What do you infer about the role of women based on Calpurnia and Portia?
Answers 1Add Yours

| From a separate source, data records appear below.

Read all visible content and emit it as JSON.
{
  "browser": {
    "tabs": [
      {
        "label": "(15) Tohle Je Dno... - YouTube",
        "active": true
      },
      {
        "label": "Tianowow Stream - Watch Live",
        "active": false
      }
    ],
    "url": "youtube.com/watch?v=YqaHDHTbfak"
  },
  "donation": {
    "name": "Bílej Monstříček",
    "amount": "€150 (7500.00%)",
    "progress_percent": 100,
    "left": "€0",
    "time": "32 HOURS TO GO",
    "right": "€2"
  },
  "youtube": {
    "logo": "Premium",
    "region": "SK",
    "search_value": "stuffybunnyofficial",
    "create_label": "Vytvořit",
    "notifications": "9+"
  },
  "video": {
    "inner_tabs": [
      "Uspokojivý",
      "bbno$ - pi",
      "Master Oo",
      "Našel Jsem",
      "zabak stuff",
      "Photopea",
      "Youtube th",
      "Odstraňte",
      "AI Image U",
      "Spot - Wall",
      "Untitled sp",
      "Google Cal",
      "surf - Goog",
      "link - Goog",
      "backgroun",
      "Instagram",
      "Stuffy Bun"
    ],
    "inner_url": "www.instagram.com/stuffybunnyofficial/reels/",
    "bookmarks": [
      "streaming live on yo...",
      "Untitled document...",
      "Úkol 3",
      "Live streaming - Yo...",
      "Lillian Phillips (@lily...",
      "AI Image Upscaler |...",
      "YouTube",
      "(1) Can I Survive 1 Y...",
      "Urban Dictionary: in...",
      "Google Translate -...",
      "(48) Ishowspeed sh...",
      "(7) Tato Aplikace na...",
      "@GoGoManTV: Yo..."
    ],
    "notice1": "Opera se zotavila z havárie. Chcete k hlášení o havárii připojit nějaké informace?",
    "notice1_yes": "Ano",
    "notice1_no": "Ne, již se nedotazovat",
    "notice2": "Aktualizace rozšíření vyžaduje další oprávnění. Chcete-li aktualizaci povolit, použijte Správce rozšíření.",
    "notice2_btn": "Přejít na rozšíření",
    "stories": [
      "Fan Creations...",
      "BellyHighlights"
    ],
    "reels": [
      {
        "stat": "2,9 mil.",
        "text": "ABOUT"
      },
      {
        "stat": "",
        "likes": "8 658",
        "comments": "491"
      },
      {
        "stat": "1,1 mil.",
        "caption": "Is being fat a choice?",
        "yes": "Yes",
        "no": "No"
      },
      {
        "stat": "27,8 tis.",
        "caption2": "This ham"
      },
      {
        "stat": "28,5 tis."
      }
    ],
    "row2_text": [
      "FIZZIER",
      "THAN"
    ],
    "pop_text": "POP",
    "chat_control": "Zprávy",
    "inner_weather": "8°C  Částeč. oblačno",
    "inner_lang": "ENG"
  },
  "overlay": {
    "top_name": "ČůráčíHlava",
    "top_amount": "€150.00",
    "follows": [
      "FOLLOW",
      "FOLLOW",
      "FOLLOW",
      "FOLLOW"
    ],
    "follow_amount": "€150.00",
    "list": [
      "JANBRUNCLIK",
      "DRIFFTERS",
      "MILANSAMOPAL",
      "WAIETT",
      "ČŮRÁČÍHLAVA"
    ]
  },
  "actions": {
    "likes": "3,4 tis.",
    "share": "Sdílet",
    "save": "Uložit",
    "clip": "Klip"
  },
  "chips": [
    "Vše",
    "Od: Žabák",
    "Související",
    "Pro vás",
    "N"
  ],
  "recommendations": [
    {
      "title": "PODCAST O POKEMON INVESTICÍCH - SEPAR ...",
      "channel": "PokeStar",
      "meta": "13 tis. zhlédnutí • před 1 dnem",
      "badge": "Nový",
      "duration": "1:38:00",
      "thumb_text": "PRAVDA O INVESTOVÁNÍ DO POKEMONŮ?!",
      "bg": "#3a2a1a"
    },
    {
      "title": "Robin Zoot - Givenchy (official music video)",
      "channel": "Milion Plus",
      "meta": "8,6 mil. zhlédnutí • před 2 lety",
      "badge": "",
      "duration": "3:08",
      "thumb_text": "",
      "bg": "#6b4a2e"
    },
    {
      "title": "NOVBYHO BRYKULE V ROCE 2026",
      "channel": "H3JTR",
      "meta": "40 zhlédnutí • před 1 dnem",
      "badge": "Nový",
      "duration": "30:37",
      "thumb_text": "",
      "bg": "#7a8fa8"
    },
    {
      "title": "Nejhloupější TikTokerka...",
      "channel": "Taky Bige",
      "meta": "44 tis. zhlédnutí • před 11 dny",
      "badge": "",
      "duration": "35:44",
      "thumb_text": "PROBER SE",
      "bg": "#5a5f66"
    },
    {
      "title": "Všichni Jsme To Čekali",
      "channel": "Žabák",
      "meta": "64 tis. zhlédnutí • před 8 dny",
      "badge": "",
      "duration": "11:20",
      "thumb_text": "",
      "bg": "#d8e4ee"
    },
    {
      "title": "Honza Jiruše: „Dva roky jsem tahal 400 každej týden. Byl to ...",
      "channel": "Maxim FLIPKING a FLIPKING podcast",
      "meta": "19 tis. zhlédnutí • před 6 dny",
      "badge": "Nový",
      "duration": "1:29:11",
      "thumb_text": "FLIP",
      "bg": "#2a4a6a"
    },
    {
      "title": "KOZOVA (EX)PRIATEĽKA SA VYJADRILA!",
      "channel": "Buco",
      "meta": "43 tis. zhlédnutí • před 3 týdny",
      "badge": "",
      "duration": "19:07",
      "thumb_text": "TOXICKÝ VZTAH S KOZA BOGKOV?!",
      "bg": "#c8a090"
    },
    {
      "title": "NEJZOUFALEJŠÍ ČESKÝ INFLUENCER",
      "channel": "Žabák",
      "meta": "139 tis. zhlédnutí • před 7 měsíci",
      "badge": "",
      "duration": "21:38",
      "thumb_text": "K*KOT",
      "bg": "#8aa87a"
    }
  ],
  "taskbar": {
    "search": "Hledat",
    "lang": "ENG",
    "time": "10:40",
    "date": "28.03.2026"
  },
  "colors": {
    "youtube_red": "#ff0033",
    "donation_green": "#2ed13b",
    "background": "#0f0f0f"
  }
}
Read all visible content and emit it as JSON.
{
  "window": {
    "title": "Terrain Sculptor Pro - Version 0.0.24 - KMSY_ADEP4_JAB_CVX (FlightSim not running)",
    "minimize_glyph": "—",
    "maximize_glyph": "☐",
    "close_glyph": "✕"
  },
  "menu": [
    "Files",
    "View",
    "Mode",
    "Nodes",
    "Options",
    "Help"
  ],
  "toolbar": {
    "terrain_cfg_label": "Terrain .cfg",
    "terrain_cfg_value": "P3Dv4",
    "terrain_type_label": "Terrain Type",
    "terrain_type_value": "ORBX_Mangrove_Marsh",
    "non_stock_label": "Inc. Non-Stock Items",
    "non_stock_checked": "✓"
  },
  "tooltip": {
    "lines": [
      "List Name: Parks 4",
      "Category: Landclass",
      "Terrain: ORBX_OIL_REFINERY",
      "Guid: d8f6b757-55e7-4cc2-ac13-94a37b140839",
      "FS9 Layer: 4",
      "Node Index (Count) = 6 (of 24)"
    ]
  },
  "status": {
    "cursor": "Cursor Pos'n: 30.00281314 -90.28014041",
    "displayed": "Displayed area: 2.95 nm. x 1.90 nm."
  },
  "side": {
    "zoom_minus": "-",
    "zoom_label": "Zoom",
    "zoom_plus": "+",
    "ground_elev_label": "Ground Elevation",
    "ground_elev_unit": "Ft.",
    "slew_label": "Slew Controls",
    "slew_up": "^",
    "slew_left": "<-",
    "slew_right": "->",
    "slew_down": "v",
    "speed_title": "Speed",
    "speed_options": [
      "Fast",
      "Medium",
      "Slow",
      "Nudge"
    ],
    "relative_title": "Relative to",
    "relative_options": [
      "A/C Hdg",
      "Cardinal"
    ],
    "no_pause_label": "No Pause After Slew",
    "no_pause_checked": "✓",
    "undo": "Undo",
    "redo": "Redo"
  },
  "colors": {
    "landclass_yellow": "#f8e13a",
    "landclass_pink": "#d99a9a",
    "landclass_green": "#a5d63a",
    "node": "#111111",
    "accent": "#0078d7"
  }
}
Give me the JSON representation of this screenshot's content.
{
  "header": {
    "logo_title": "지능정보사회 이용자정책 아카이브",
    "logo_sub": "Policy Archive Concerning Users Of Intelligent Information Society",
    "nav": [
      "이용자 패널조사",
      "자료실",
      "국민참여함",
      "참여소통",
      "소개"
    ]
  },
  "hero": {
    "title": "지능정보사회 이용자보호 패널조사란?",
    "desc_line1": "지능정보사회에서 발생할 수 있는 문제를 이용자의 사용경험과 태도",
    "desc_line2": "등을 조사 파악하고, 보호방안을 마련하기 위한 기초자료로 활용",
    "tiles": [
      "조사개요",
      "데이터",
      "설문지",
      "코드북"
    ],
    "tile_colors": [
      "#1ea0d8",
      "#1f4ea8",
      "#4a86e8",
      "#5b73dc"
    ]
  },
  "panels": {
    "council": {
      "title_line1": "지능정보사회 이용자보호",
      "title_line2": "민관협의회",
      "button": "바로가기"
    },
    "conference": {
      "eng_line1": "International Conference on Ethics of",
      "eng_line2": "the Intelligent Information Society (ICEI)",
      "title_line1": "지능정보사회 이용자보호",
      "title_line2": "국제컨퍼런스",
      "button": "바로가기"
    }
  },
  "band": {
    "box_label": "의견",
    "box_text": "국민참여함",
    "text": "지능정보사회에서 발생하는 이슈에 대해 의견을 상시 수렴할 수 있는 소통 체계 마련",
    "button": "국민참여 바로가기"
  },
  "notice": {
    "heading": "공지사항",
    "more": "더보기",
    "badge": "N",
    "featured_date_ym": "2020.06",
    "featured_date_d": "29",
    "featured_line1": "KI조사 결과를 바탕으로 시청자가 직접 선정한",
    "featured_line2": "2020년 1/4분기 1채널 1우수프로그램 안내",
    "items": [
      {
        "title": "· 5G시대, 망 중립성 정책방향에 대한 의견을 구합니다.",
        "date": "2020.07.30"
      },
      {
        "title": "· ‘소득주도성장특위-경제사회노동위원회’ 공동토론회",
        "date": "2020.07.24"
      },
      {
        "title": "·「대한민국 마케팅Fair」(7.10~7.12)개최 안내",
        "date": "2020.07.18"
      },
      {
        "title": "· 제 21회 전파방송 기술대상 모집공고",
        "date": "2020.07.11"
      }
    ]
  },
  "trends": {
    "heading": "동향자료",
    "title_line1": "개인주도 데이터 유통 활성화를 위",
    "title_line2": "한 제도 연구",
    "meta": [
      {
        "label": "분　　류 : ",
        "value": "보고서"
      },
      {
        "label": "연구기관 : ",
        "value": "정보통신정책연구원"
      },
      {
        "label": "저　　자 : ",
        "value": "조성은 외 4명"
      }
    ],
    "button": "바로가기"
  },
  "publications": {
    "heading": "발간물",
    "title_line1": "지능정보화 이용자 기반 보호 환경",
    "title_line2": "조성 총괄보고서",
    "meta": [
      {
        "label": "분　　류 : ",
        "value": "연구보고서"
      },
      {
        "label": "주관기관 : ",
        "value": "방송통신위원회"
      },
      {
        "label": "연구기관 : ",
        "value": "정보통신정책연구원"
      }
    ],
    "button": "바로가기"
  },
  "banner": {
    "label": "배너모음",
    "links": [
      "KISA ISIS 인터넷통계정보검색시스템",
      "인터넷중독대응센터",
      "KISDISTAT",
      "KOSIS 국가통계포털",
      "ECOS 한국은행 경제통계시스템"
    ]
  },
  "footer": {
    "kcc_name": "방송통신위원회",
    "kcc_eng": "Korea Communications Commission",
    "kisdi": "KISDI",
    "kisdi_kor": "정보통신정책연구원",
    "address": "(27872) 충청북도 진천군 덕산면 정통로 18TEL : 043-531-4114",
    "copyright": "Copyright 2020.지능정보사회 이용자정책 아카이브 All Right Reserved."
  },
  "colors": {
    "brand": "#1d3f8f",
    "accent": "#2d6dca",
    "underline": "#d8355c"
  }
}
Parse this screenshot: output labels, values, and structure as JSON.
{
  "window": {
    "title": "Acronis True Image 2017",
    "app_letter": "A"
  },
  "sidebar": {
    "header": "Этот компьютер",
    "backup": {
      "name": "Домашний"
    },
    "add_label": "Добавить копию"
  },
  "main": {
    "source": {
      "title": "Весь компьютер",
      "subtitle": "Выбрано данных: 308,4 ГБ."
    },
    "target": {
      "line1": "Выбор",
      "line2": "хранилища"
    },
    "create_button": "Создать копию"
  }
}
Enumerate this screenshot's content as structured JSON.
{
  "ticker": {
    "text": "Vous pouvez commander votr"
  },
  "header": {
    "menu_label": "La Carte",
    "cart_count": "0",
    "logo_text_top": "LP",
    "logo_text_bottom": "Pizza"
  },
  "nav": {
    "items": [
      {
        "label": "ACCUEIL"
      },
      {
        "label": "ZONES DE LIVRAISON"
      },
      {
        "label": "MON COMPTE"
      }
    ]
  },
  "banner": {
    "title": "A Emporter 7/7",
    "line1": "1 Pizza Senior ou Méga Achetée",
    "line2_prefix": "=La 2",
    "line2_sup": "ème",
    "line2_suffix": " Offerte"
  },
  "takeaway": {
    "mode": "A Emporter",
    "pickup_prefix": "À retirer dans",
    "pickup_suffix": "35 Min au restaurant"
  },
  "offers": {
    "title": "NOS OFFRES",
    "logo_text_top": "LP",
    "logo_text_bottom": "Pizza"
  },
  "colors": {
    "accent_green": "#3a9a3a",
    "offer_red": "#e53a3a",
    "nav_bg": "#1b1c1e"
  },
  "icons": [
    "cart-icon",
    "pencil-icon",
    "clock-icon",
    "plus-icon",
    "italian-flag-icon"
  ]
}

The portrayal of the two female characters of the novel, Portia and Calphurnia, captures the prevailing stereotypical perceptions of women. Caesar's wife, Calphurnia, demonstrates women's predisposition towards fearfulness and superstition when she pleads with Caesar to remain at home after dreaming that a statue made in the likeness was Cesar pouring forth blood. Calphurnia establishes the sentiment that fear is a feminine trait with her entreaty to Caesar asking him to use her anxiety as an alibi, saying, "Do not go forth today. Call it my fear." (2.2.50). Caesar agrees to this arrangement temporarily with a veiled acknowledgment of the reality- a rhetorical question relating to the fact that he is "afeard to tell the graybeards the truth" (2.2.67). Caesar then immediately displays his weak resolution when Decius easily persuades him to reverse his earlier decision, and he proceeds to greet the senators, demonstrating another hazardous trait associated with women, inconstancy. Portia similarly behaves in accession with the low expectation of women and demonstrates "how weak a thing/ The heart of woman is!" (2.4.40). She proves herself untrustworthy and reveals to Lucius Brutus' involvement in the conspiracy because is overcome with fear. Caesar suffers a great insult through his association with the weak will of woman because in Roman society masculinity is the gauge of Roman worthiness.